TASK INSTRUCTIONS: Pull every line holding the word "pero" from the data below and copy it.
=== DATA PROVIDED ===
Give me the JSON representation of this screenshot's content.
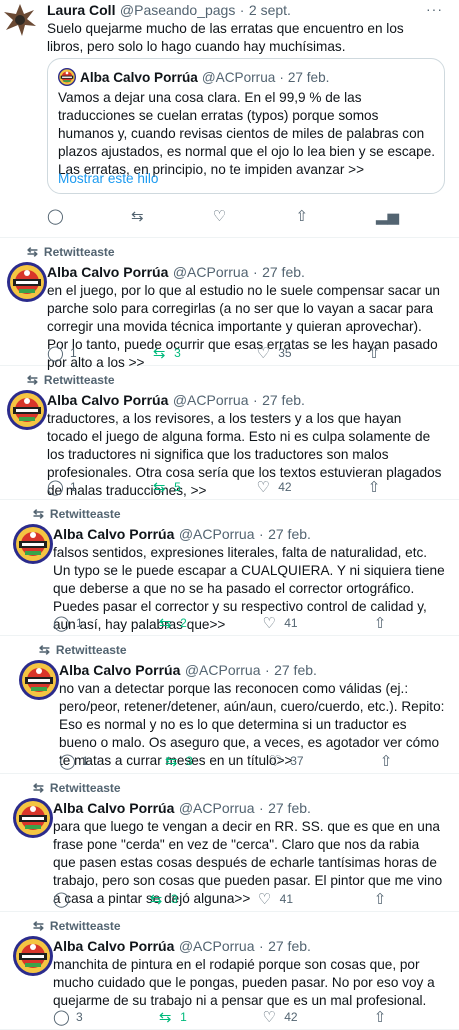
{
  "main_tweet": {
    "name": "Laura Coll",
    "handle": "@Paseando_pags",
    "dot": "·",
    "date": "2 sept.",
    "text": "Suelo quejarme mucho de las erratas que encuentro en los libros, pero solo lo hago cuando hay muchísimas.",
    "more": "···",
    "quote": {
      "name": "Alba Calvo Porrúa",
      "handle": "@ACPorrua",
      "dot": "·",
      "date": "27 feb.",
      "text": "Vamos a dejar una cosa clara. En el 99,9 % de las traducciones se cuelan erratas (typos) porque somos humanos y, cuando revisas cientos de miles de palabras con plazos ajustados, es normal que el ojo lo lea bien y se escape. Las erratas, en principio, no te impiden avanzar >>",
      "show_thread": "Mostrar este hilo"
    },
    "icons": {
      "reply": "comment-icon",
      "retweet": "retweet-icon",
      "like": "heart-icon",
      "share": "share-icon",
      "analytics": "analytics-icon"
    }
  },
  "retweet_label": "Retwitteaste",
  "author": {
    "name": "Alba Calvo Porrúa",
    "handle": "@ACPorrua",
    "dot": "·",
    "date": "27 feb."
  },
  "thread": [
    {
      "text": "en el juego, por lo que al estudio no le suele compensar sacar un parche solo para corregirlas (a no ser que lo vayan a sacar para corregir una movida técnica importante y quieran aprovechar). Por lo tanto, puede ocurrir que esas erratas se les hayan pasado por alto a los >>",
      "replies": "1",
      "retweets": "3",
      "likes": "35"
    },
    {
      "text": "traductores, a los revisores, a los testers y a los que hayan tocado el juego de alguna forma. Esto ni es culpa solamente de los traductores ni significa que los traductores son malos profesionales. Otra cosa sería que los textos estuvieran plagados de malas traducciones, >>",
      "replies": "1",
      "retweets": "5",
      "likes": "42"
    },
    {
      "text": "falsos sentidos, expresiones literales, falta de naturalidad, etc. Un typo se le puede escapar a CUALQUIERA. Y ni siquiera tiene que deberse a que no se ha pasado el corrector ortográfico. Puedes pasar el corrector y su respectivo control de calidad y, aun así, hay palabras que>>",
      "replies": "1",
      "retweets": "2",
      "likes": "41"
    },
    {
      "text": "no van a detectar porque las reconocen como válidas (ej.: pero/peor, retener/detener, aún/aun, cuero/cuerdo, etc.). Repito: Eso es normal y no es lo que determina si un traductor es bueno o malo. Os aseguro que, a veces, es agotador ver cómo te matas a currar meses en un título>>",
      "replies": "1",
      "retweets": "3",
      "likes": "37"
    },
    {
      "text": "para que luego te vengan a decir en RR. SS. que es que en una frase pone \"cerda\" en vez de \"cerca\". Claro que nos da rabia que pasen estas cosas después de echarle tantísimas horas de trabajo, pero son cosas que pueden pasar. El pintor que me vino a casa a pintar se dejó alguna>>",
      "replies": "",
      "retweets": "3",
      "likes": "41"
    },
    {
      "text": "manchita de pintura en el rodapié porque son cosas que, por mucho cuidado que le pongas, pueden pasar. No por eso voy a quejarme de su trabajo ni a pensar que es un mal profesional.",
      "replies": "3",
      "retweets": "1",
      "likes": "42"
    }
  ],
  "colors": {
    "retweet_green": "#00ba7c",
    "link_blue": "#1d9bf0",
    "muted": "#536471"
  }
}
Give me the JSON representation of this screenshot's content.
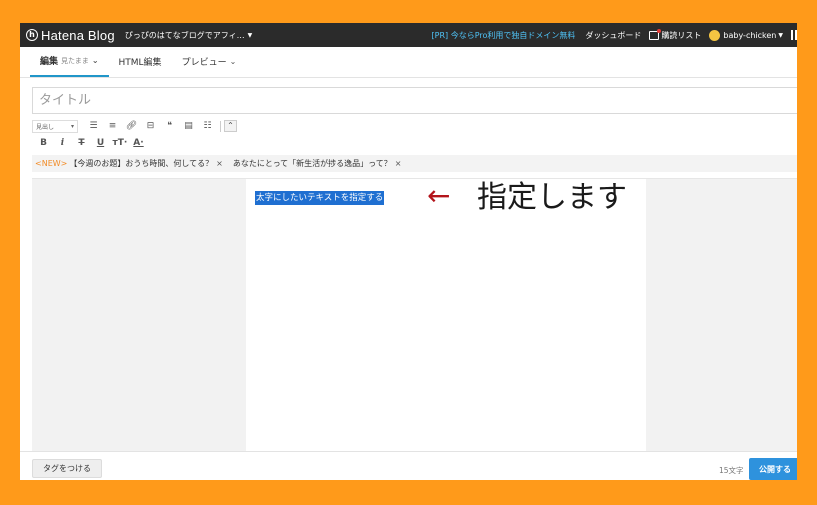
{
  "topbar": {
    "logo_text": "Hatena Blog",
    "logo_icon_glyph": "h",
    "blog_name": "ぴっぴのはてなブログでアフィ…",
    "pr_text": "[PR] 今ならPro利用で独自ドメイン無料",
    "dashboard": "ダッシュボード",
    "reader_list": "購読リスト",
    "username": "baby-chicken"
  },
  "tabs": {
    "edit_label": "編集",
    "edit_sub": "見たまま",
    "html_label": "HTML編集",
    "preview_label": "プレビュー"
  },
  "title_field": {
    "placeholder": "タイトル"
  },
  "toolbar": {
    "heading_select": "見出し",
    "icons": [
      "unordered-list-icon",
      "ordered-list-icon",
      "link-icon",
      "embed-icon",
      "quote-icon",
      "table-icon",
      "more-icon"
    ],
    "format_icons": [
      "bold-icon",
      "italic-icon",
      "strikethrough-icon",
      "underline-icon",
      "font-size-icon",
      "text-color-icon"
    ]
  },
  "theme_bar": {
    "new_badge": "<NEW>",
    "theme1": "【今週のお題】おうち時間、何してる？",
    "theme2": "あなたにとって「新生活が捗る逸品」って？",
    "close": "×"
  },
  "editor": {
    "selected_text": "太字にしたいテキストを指定する",
    "annotation_arrow": "←",
    "annotation_text": "指定します"
  },
  "footer": {
    "tag_button": "タグをつける",
    "char_count": "15文字",
    "publish_button": "公開する"
  },
  "colors": {
    "frame_border": "#ff9a1a",
    "topbar_bg": "#2b2b2b",
    "accent": "#2196c9",
    "selection": "#1f6fd1",
    "annotation_arrow": "#b3141b",
    "publish": "#2e92dd"
  }
}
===
REPLY:
    "text": "Suelo quejarme mucho de las erratas que encuentro en los libros, pero solo lo hago cuando hay muchísimas.",
      "text": "no van a detectar porque las reconocen como válidas (ej.: pero/peor, retener/detener, aún/aun, cuero/cuerdo, etc.). Repito: Eso es normal y no es lo que determina si un traductor es bueno o malo. Os aseguro que, a veces, es agotador ver cómo te matas a currar meses en un título>>",
      "text": "para que luego te vengan a decir en RR. SS. que es que en una frase pone \"cerda\" en vez de \"cerca\". Claro que nos da rabia que pasen estas cosas después de echarle tantísimas horas de trabajo, pero son cosas que pueden pasar. El pintor que me vino a casa a pintar se dejó alguna>>",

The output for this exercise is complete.